[Task description]
Write out all of the records below precisely as given, omitting the images.
--- Source data Enclosed Below ---
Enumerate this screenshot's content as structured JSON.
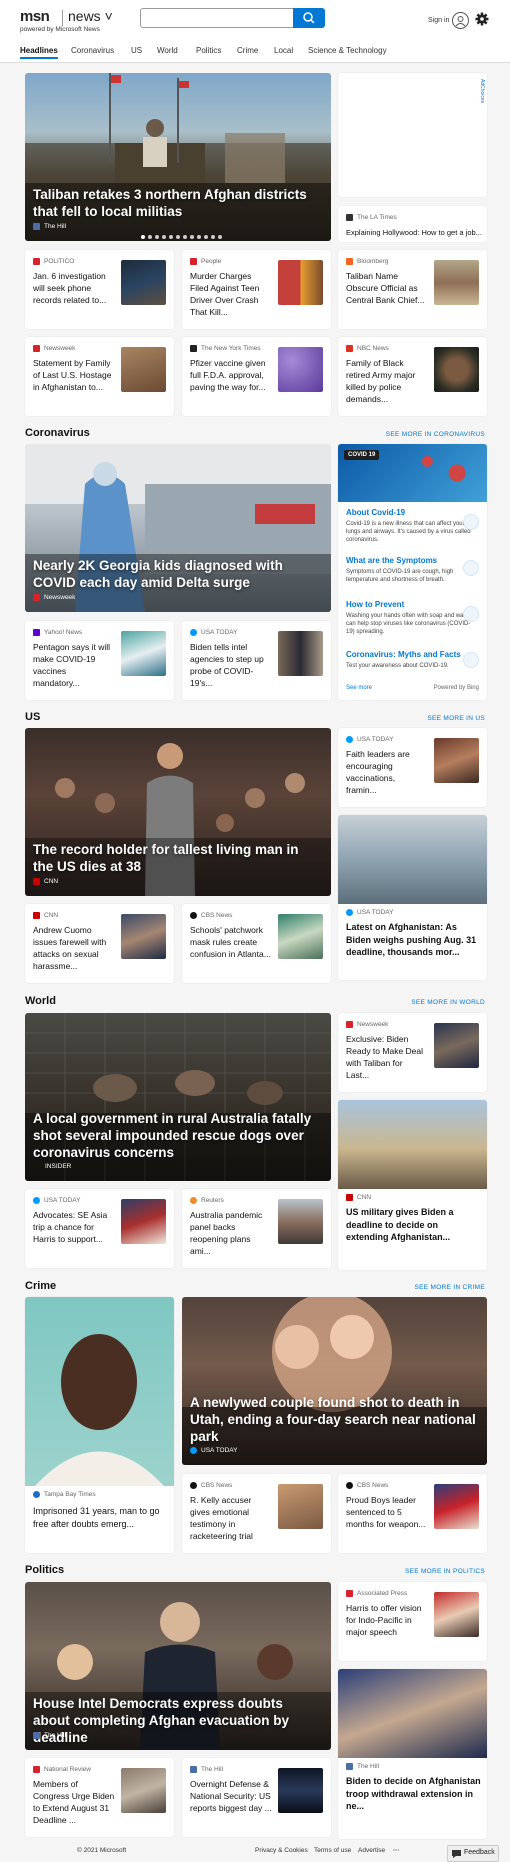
{
  "header": {
    "logo_msn": "msn",
    "logo_news": "news ˅",
    "powered": "powered by Microsoft News",
    "search_value": "",
    "signin": "Sign in"
  },
  "nav": [
    "Headlines",
    "Coronavirus",
    "US",
    "World",
    "Politics",
    "Crime",
    "Local",
    "Science & Technology"
  ],
  "ad_label": "AdChoices",
  "top": {
    "hero_title": "Taliban retakes 3 northern Afghan districts that fell to local militias",
    "hero_source": "The Hill",
    "side_source": "The LA Times",
    "side_title": "Explaining Hollywood: How to get a job...",
    "cards": [
      {
        "source": "POLITICO",
        "title": "Jan. 6 investigation will seek phone records related to..."
      },
      {
        "source": "People",
        "title": "Murder Charges Filed Against Teen Driver Over Crash That Kill..."
      },
      {
        "source": "Bloomberg",
        "title": "Taliban Name Obscure Official as Central Bank Chief..."
      },
      {
        "source": "Newsweek",
        "title": "Statement by Family of Last U.S. Hostage in Afghanistan to..."
      },
      {
        "source": "The New York Times",
        "title": "Pfizer vaccine given full F.D.A. approval, paving the way for..."
      },
      {
        "source": "NBC News",
        "title": "Family of Black retired Army major killed by police demands..."
      }
    ]
  },
  "coronavirus": {
    "heading": "Coronavirus",
    "see_more": "SEE MORE IN CORONAVIRUS",
    "hero_title": "Nearly 2K Georgia kids diagnosed with COVID each day amid Delta surge",
    "hero_source": "Newsweek",
    "panel": {
      "badge": "COVID 19",
      "items": [
        {
          "h": "About Covid-19",
          "p": "Covid-19 is a new illness that can affect your lungs and airways. It's caused by a virus called coronavirus."
        },
        {
          "h": "What are the Symptoms",
          "p": "Symptoms of COVID-19 are cough, high temperature and shortness of breath."
        },
        {
          "h": "How to Prevent",
          "p": "Washing your hands often with soap and water can help stop viruses like coronavirus (COVID-19) spreading."
        },
        {
          "h": "Coronavirus: Myths and Facts",
          "p": "Test your awareness about COVID-19."
        }
      ],
      "see_more": "See more",
      "powered": "Powered by Bing"
    },
    "cards": [
      {
        "source": "Yahoo! News",
        "title": "Pentagon says it will make COVID-19 vaccines mandatory..."
      },
      {
        "source": "USA TODAY",
        "title": "Biden tells intel agencies to step up probe of COVID-19's..."
      }
    ]
  },
  "us": {
    "heading": "US",
    "see_more": "SEE MORE IN US",
    "hero_title": "The record holder for tallest living man in the US dies at 38",
    "hero_source": "CNN",
    "side_card": {
      "source": "USA TODAY",
      "title": "Faith leaders are encouraging vaccinations, framin..."
    },
    "big_card": {
      "source": "USA TODAY",
      "title": "Latest on Afghanistan: As Biden weighs pushing Aug. 31 deadline, thousands mor..."
    },
    "cards": [
      {
        "source": "CNN",
        "title": "Andrew Cuomo issues farewell with attacks on sexual harassme..."
      },
      {
        "source": "CBS News",
        "title": "Schools' patchwork mask rules create confusion in Atlanta..."
      }
    ]
  },
  "world": {
    "heading": "World",
    "see_more": "SEE MORE IN WORLD",
    "hero_title": "A local government in rural Australia fatally shot several impounded rescue dogs over coronavirus concerns",
    "hero_source": "INSIDER",
    "side_card": {
      "source": "Newsweek",
      "title": "Exclusive: Biden Ready to Make Deal with Taliban for Last..."
    },
    "big_card": {
      "source": "CNN",
      "title": "US military gives Biden a deadline to decide on extending Afghanistan..."
    },
    "cards": [
      {
        "source": "USA TODAY",
        "title": "Advocates: SE Asia trip a chance for Harris to support..."
      },
      {
        "source": "Reuters",
        "title": "Australia pandemic panel backs reopening plans ami..."
      }
    ]
  },
  "crime": {
    "heading": "Crime",
    "see_more": "SEE MORE IN CRIME",
    "hero_title": "A newlywed couple found shot to death in Utah, ending a four-day search near national park",
    "hero_source": "USA TODAY",
    "left_card": {
      "source": "Tampa Bay Times",
      "title": "Imprisoned 31 years, man to go free after doubts emerg..."
    },
    "cards": [
      {
        "source": "CBS News",
        "title": "R. Kelly accuser gives emotional testimony in racketeering trial"
      },
      {
        "source": "CBS News",
        "title": "Proud Boys leader sentenced to 5 months for weapon..."
      }
    ]
  },
  "politics": {
    "heading": "Politics",
    "see_more": "SEE MORE IN POLITICS",
    "hero_title": "House Intel Democrats express doubts about completing Afghan evacuation by deadline",
    "hero_source": "The Hill",
    "side_card": {
      "source": "Associated Press",
      "title": "Harris to offer vision for Indo-Pacific in major speech"
    },
    "big_card": {
      "source": "The Hill",
      "title": "Biden to decide on Afghanistan troop withdrawal extension in ne..."
    },
    "cards": [
      {
        "source": "National Review",
        "title": "Members of Congress Urge Biden to Extend August 31 Deadline ..."
      },
      {
        "source": "The Hill",
        "title": "Overnight Defense & National Security: US reports biggest day ..."
      }
    ]
  },
  "footer": {
    "copyright": "© 2021 Microsoft",
    "privacy": "Privacy & Cookies",
    "terms": "Terms of use",
    "advertise": "Advertise",
    "more": "···",
    "feedback": "Feedback"
  }
}
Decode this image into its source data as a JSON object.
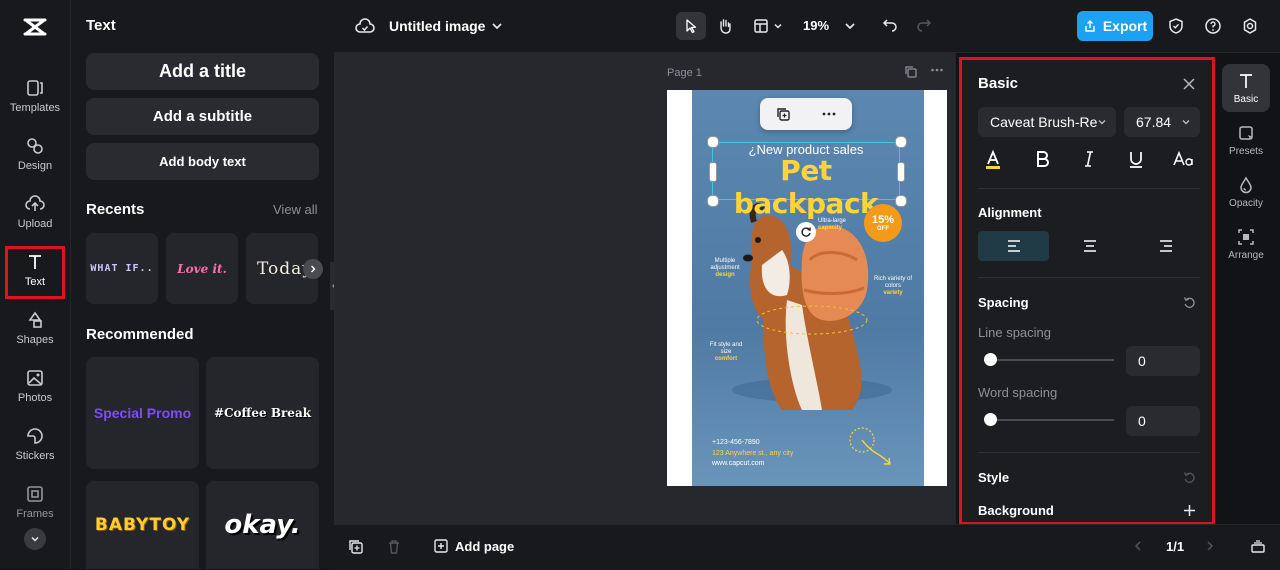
{
  "rail": {
    "items": [
      {
        "label": "Templates",
        "icon": "templates-icon"
      },
      {
        "label": "Design",
        "icon": "design-icon"
      },
      {
        "label": "Upload",
        "icon": "upload-icon"
      },
      {
        "label": "Text",
        "icon": "text-icon"
      },
      {
        "label": "Shapes",
        "icon": "shapes-icon"
      },
      {
        "label": "Photos",
        "icon": "photos-icon"
      },
      {
        "label": "Stickers",
        "icon": "stickers-icon"
      },
      {
        "label": "Frames",
        "icon": "frames-icon"
      }
    ]
  },
  "panel": {
    "title": "Text",
    "add_title": "Add a title",
    "add_subtitle": "Add a subtitle",
    "add_body": "Add body text",
    "recents_label": "Recents",
    "view_all": "View all",
    "recents": [
      "WHAT IF..",
      "Love it.",
      "Today"
    ],
    "recommended_label": "Recommended",
    "recommended": [
      "Special Promo",
      "#Coffee Break",
      "BABYTOY",
      "okay."
    ]
  },
  "topbar": {
    "doc_title": "Untitled image",
    "zoom": "19%",
    "export_label": "Export"
  },
  "canvas": {
    "page_label": "Page 1",
    "poster": {
      "subtitle": "¿New product sales",
      "title": "Pet backpack",
      "discount": "15%",
      "discount_sub": "OFF",
      "features": [
        {
          "line1": "Ultra-large",
          "line2": "capacity"
        },
        {
          "line1": "Multiple adjustment",
          "line2": "design"
        },
        {
          "line1": "Rich variety of colors",
          "line2": "variety"
        },
        {
          "line1": "Fit style and size",
          "line2": "comfort"
        }
      ],
      "contact": [
        "+123-456-7890",
        "123 Anywhere st., any city",
        "www.capcut.com"
      ]
    }
  },
  "props": {
    "title": "Basic",
    "font": "Caveat Brush-Re",
    "size": "67.84",
    "alignment_label": "Alignment",
    "spacing_label": "Spacing",
    "line_spacing_label": "Line spacing",
    "line_spacing_value": "0",
    "word_spacing_label": "Word spacing",
    "word_spacing_value": "0",
    "style_label": "Style",
    "background_label": "Background"
  },
  "rtools": {
    "items": [
      {
        "label": "Basic"
      },
      {
        "label": "Presets"
      },
      {
        "label": "Opacity"
      },
      {
        "label": "Arrange"
      }
    ]
  },
  "bottombar": {
    "add_page": "Add page",
    "page_counter": "1/1"
  },
  "colors": {
    "accent": "#1da1f2",
    "highlight": "#e0121f",
    "poster_bg": "#5a86b0",
    "poster_title": "#ffd43b"
  }
}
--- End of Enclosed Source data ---
[Result of this exercise]
Enumerate this screenshot's content as structured JSON.
{
  "header": {
    "logo_msn": "msn",
    "logo_news": "news ˅",
    "powered": "powered by Microsoft News",
    "search_value": "",
    "signin": "Sign in"
  },
  "nav": [
    "Headlines",
    "Coronavirus",
    "US",
    "World",
    "Politics",
    "Crime",
    "Local",
    "Science & Technology"
  ],
  "ad_label": "AdChoices",
  "top": {
    "hero_title": "Taliban retakes 3 northern Afghan districts that fell to local militias",
    "hero_source": "The Hill",
    "side_source": "The LA Times",
    "side_title": "Explaining Hollywood: How to get a job...",
    "cards": [
      {
        "source": "POLITICO",
        "title": "Jan. 6 investigation will seek phone records related to..."
      },
      {
        "source": "People",
        "title": "Murder Charges Filed Against Teen Driver Over Crash That Kill..."
      },
      {
        "source": "Bloomberg",
        "title": "Taliban Name Obscure Official as Central Bank Chief..."
      },
      {
        "source": "Newsweek",
        "title": "Statement by Family of Last U.S. Hostage in Afghanistan to..."
      },
      {
        "source": "The New York Times",
        "title": "Pfizer vaccine given full F.D.A. approval, paving the way for..."
      },
      {
        "source": "NBC News",
        "title": "Family of Black retired Army major killed by police demands..."
      }
    ]
  },
  "coronavirus": {
    "heading": "Coronavirus",
    "see_more": "SEE MORE IN CORONAVIRUS",
    "hero_title": "Nearly 2K Georgia kids diagnosed with COVID each day amid Delta surge",
    "hero_source": "Newsweek",
    "panel": {
      "badge": "COVID 19",
      "items": [
        {
          "h": "About Covid-19",
          "p": "Covid-19 is a new illness that can affect your lungs and airways. It's caused by a virus called coronavirus."
        },
        {
          "h": "What are the Symptoms",
          "p": "Symptoms of COVID-19 are cough, high temperature and shortness of breath."
        },
        {
          "h": "How to Prevent",
          "p": "Washing your hands often with soap and water can help stop viruses like coronavirus (COVID-19) spreading."
        },
        {
          "h": "Coronavirus: Myths and Facts",
          "p": "Test your awareness about COVID-19."
        }
      ],
      "see_more": "See more",
      "powered": "Powered by Bing"
    },
    "cards": [
      {
        "source": "Yahoo! News",
        "title": "Pentagon says it will make COVID-19 vaccines mandatory..."
      },
      {
        "source": "USA TODAY",
        "title": "Biden tells intel agencies to step up probe of COVID-19's..."
      }
    ]
  },
  "us": {
    "heading": "US",
    "see_more": "SEE MORE IN US",
    "hero_title": "The record holder for tallest living man in the US dies at 38",
    "hero_source": "CNN",
    "side_card": {
      "source": "USA TODAY",
      "title": "Faith leaders are encouraging vaccinations, framin..."
    },
    "big_card": {
      "source": "USA TODAY",
      "title": "Latest on Afghanistan: As Biden weighs pushing Aug. 31 deadline, thousands mor..."
    },
    "cards": [
      {
        "source": "CNN",
        "title": "Andrew Cuomo issues farewell with attacks on sexual harassme..."
      },
      {
        "source": "CBS News",
        "title": "Schools' patchwork mask rules create confusion in Atlanta..."
      }
    ]
  },
  "world": {
    "heading": "World",
    "see_more": "SEE MORE IN WORLD",
    "hero_title": "A local government in rural Australia fatally shot several impounded rescue dogs over coronavirus concerns",
    "hero_source": "INSIDER",
    "side_card": {
      "source": "Newsweek",
      "title": "Exclusive: Biden Ready to Make Deal with Taliban for Last..."
    },
    "big_card": {
      "source": "CNN",
      "title": "US military gives Biden a deadline to decide on extending Afghanistan..."
    },
    "cards": [
      {
        "source": "USA TODAY",
        "title": "Advocates: SE Asia trip a chance for Harris to support..."
      },
      {
        "source": "Reuters",
        "title": "Australia pandemic panel backs reopening plans ami..."
      }
    ]
  },
  "crime": {
    "heading": "Crime",
    "see_more": "SEE MORE IN CRIME",
    "hero_title": "A newlywed couple found shot to death in Utah, ending a four-day search near national park",
    "hero_source": "USA TODAY",
    "left_card": {
      "source": "Tampa Bay Times",
      "title": "Imprisoned 31 years, man to go free after doubts emerg..."
    },
    "cards": [
      {
        "source": "CBS News",
        "title": "R. Kelly accuser gives emotional testimony in racketeering trial"
      },
      {
        "source": "CBS News",
        "title": "Proud Boys leader sentenced to 5 months for weapon..."
      }
    ]
  },
  "politics": {
    "heading": "Politics",
    "see_more": "SEE MORE IN POLITICS",
    "hero_title": "House Intel Democrats express doubts about completing Afghan evacuation by deadline",
    "hero_source": "The Hill",
    "side_card": {
      "source": "Associated Press",
      "title": "Harris to offer vision for Indo-Pacific in major speech"
    },
    "big_card": {
      "source": "The Hill",
      "title": "Biden to decide on Afghanistan troop withdrawal extension in ne..."
    },
    "cards": [
      {
        "source": "National Review",
        "title": "Members of Congress Urge Biden to Extend August 31 Deadline ..."
      },
      {
        "source": "The Hill",
        "title": "Overnight Defense & National Security: US reports biggest day ..."
      }
    ]
  },
  "footer": {
    "copyright": "© 2021 Microsoft",
    "privacy": "Privacy & Cookies",
    "terms": "Terms of use",
    "advertise": "Advertise",
    "more": "···",
    "feedback": "Feedback"
  }
}
Decode this image into its source data as a JSON object.
{
  "rail": {
    "items": [
      {
        "label": "Templates",
        "icon": "templates-icon"
      },
      {
        "label": "Design",
        "icon": "design-icon"
      },
      {
        "label": "Upload",
        "icon": "upload-icon"
      },
      {
        "label": "Text",
        "icon": "text-icon"
      },
      {
        "label": "Shapes",
        "icon": "shapes-icon"
      },
      {
        "label": "Photos",
        "icon": "photos-icon"
      },
      {
        "label": "Stickers",
        "icon": "stickers-icon"
      },
      {
        "label": "Frames",
        "icon": "frames-icon"
      }
    ]
  },
  "panel": {
    "title": "Text",
    "add_title": "Add a title",
    "add_subtitle": "Add a subtitle",
    "add_body": "Add body text",
    "recents_label": "Recents",
    "view_all": "View all",
    "recents": [
      "WHAT IF..",
      "Love it.",
      "Today"
    ],
    "recommended_label": "Recommended",
    "recommended": [
      "Special Promo",
      "#Coffee Break",
      "BABYTOY",
      "okay."
    ]
  },
  "topbar": {
    "doc_title": "Untitled image",
    "zoom": "19%",
    "export_label": "Export"
  },
  "canvas": {
    "page_label": "Page 1",
    "poster": {
      "subtitle": "¿New product sales",
      "title": "Pet backpack",
      "discount": "15%",
      "discount_sub": "OFF",
      "features": [
        {
          "line1": "Ultra-large",
          "line2": "capacity"
        },
        {
          "line1": "Multiple adjustment",
          "line2": "design"
        },
        {
          "line1": "Rich variety of colors",
          "line2": "variety"
        },
        {
          "line1": "Fit style and size",
          "line2": "comfort"
        }
      ],
      "contact": [
        "+123-456-7890",
        "123 Anywhere st., any city",
        "www.capcut.com"
      ]
    }
  },
  "props": {
    "title": "Basic",
    "font": "Caveat Brush-Re",
    "size": "67.84",
    "alignment_label": "Alignment",
    "spacing_label": "Spacing",
    "line_spacing_label": "Line spacing",
    "line_spacing_value": "0",
    "word_spacing_label": "Word spacing",
    "word_spacing_value": "0",
    "style_label": "Style",
    "background_label": "Background"
  },
  "rtools": {
    "items": [
      {
        "label": "Basic"
      },
      {
        "label": "Presets"
      },
      {
        "label": "Opacity"
      },
      {
        "label": "Arrange"
      }
    ]
  },
  "bottombar": {
    "add_page": "Add page",
    "page_counter": "1/1"
  },
  "colors": {
    "accent": "#1da1f2",
    "highlight": "#e0121f",
    "poster_bg": "#5a86b0",
    "poster_title": "#ffd43b"
  }
}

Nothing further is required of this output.